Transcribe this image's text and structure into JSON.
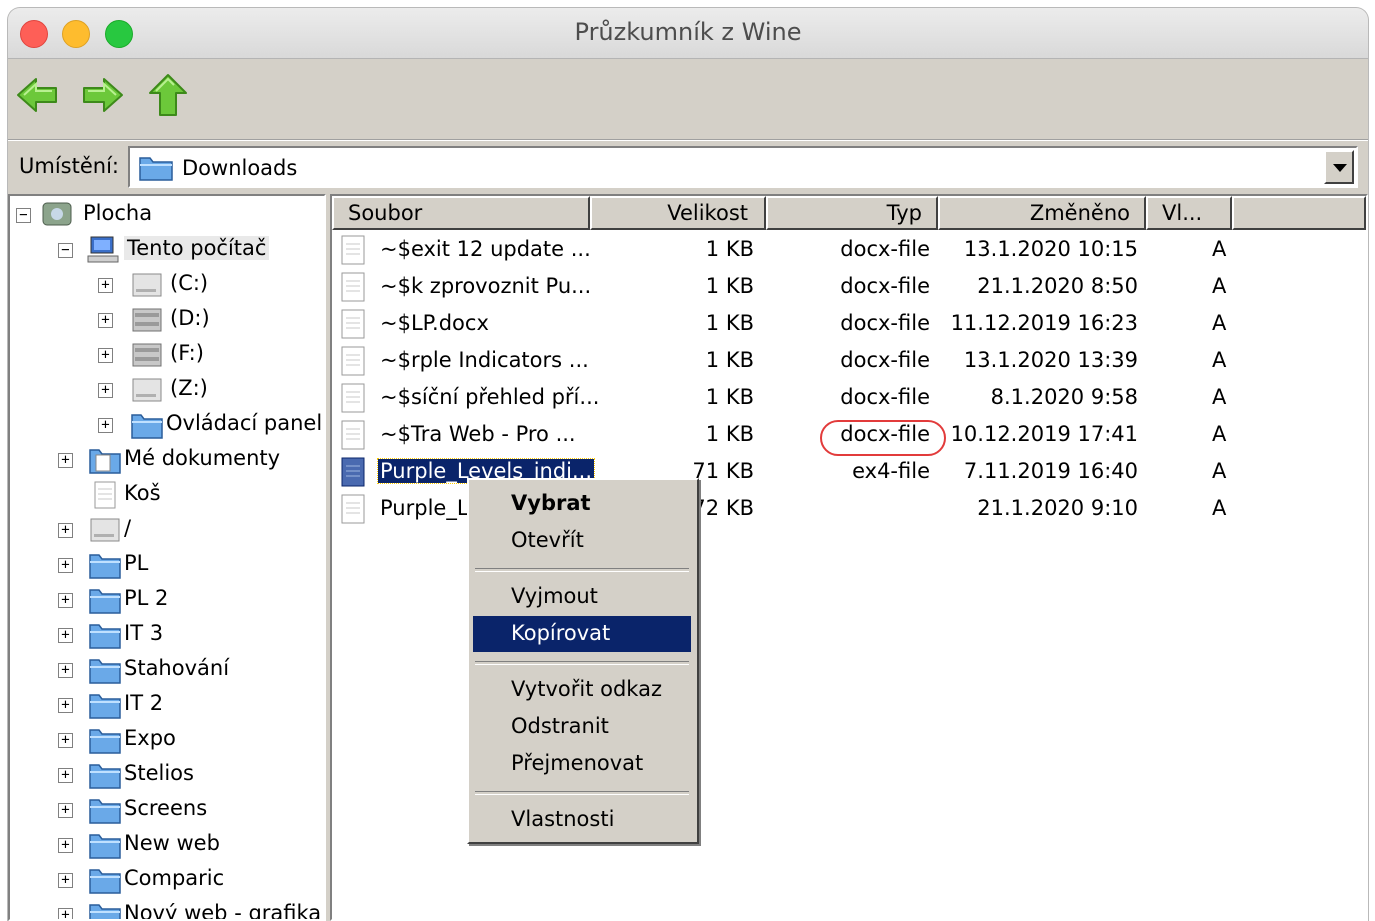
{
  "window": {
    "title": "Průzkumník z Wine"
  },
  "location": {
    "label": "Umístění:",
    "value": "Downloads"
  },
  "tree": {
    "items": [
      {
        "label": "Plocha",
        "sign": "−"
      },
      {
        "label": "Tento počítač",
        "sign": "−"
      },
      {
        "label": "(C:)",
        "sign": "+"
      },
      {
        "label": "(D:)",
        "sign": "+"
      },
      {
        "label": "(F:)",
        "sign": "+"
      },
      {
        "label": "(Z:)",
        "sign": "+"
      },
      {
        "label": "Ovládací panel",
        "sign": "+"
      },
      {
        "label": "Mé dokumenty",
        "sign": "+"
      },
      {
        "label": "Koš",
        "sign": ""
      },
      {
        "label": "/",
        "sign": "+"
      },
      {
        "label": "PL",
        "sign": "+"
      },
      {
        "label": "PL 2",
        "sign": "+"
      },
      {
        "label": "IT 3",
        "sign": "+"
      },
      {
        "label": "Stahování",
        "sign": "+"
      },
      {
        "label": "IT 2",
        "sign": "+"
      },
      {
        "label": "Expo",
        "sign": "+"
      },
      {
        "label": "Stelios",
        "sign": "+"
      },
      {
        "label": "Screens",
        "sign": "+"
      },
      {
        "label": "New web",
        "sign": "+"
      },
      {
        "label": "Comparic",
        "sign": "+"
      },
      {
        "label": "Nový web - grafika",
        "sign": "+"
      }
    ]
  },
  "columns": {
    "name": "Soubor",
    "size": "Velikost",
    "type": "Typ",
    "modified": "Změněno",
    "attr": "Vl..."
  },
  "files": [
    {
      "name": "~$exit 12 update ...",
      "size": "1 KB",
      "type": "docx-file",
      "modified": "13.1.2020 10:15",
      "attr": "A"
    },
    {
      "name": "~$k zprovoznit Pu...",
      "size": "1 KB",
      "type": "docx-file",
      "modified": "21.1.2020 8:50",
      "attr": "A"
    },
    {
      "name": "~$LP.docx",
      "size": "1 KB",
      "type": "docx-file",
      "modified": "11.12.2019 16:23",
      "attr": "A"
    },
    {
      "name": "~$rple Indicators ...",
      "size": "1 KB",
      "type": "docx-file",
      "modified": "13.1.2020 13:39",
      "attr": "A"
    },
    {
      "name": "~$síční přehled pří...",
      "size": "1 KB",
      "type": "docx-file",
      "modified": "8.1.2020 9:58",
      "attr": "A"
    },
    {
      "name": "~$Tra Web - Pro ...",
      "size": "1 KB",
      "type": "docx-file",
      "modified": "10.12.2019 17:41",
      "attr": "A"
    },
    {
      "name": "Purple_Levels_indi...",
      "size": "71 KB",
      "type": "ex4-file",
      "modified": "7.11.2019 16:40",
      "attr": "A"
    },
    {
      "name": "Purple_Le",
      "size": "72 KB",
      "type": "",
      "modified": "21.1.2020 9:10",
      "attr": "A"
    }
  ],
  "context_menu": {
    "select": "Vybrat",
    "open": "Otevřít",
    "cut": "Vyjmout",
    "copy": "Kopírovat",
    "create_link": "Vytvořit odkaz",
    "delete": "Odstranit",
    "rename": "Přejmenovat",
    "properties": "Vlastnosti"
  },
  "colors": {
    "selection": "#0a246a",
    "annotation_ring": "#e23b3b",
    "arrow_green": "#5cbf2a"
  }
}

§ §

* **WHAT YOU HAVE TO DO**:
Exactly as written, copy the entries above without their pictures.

* **SOLVED EXERCISE**:
Transcribe this image's text and structure into JSON.
{
  "window": {
    "title": "Průzkumník z Wine"
  },
  "location": {
    "label": "Umístění:",
    "value": "Downloads"
  },
  "tree": {
    "items": [
      {
        "label": "Plocha",
        "sign": "−"
      },
      {
        "label": "Tento počítač",
        "sign": "−"
      },
      {
        "label": "(C:)",
        "sign": "+"
      },
      {
        "label": "(D:)",
        "sign": "+"
      },
      {
        "label": "(F:)",
        "sign": "+"
      },
      {
        "label": "(Z:)",
        "sign": "+"
      },
      {
        "label": "Ovládací panel",
        "sign": "+"
      },
      {
        "label": "Mé dokumenty",
        "sign": "+"
      },
      {
        "label": "Koš",
        "sign": ""
      },
      {
        "label": "/",
        "sign": "+"
      },
      {
        "label": "PL",
        "sign": "+"
      },
      {
        "label": "PL 2",
        "sign": "+"
      },
      {
        "label": "IT 3",
        "sign": "+"
      },
      {
        "label": "Stahování",
        "sign": "+"
      },
      {
        "label": "IT 2",
        "sign": "+"
      },
      {
        "label": "Expo",
        "sign": "+"
      },
      {
        "label": "Stelios",
        "sign": "+"
      },
      {
        "label": "Screens",
        "sign": "+"
      },
      {
        "label": "New web",
        "sign": "+"
      },
      {
        "label": "Comparic",
        "sign": "+"
      },
      {
        "label": "Nový web - grafika",
        "sign": "+"
      }
    ]
  },
  "columns": {
    "name": "Soubor",
    "size": "Velikost",
    "type": "Typ",
    "modified": "Změněno",
    "attr": "Vl..."
  },
  "files": [
    {
      "name": "~$exit 12 update ...",
      "size": "1 KB",
      "type": "docx-file",
      "modified": "13.1.2020 10:15",
      "attr": "A"
    },
    {
      "name": "~$k zprovoznit Pu...",
      "size": "1 KB",
      "type": "docx-file",
      "modified": "21.1.2020 8:50",
      "attr": "A"
    },
    {
      "name": "~$LP.docx",
      "size": "1 KB",
      "type": "docx-file",
      "modified": "11.12.2019 16:23",
      "attr": "A"
    },
    {
      "name": "~$rple Indicators ...",
      "size": "1 KB",
      "type": "docx-file",
      "modified": "13.1.2020 13:39",
      "attr": "A"
    },
    {
      "name": "~$síční přehled pří...",
      "size": "1 KB",
      "type": "docx-file",
      "modified": "8.1.2020 9:58",
      "attr": "A"
    },
    {
      "name": "~$Tra Web - Pro ...",
      "size": "1 KB",
      "type": "docx-file",
      "modified": "10.12.2019 17:41",
      "attr": "A"
    },
    {
      "name": "Purple_Levels_indi...",
      "size": "71 KB",
      "type": "ex4-file",
      "modified": "7.11.2019 16:40",
      "attr": "A"
    },
    {
      "name": "Purple_Le",
      "size": "72 KB",
      "type": "",
      "modified": "21.1.2020 9:10",
      "attr": "A"
    }
  ],
  "context_menu": {
    "select": "Vybrat",
    "open": "Otevřít",
    "cut": "Vyjmout",
    "copy": "Kopírovat",
    "create_link": "Vytvořit odkaz",
    "delete": "Odstranit",
    "rename": "Přejmenovat",
    "properties": "Vlastnosti"
  },
  "colors": {
    "selection": "#0a246a",
    "annotation_ring": "#e23b3b",
    "arrow_green": "#5cbf2a"
  }
}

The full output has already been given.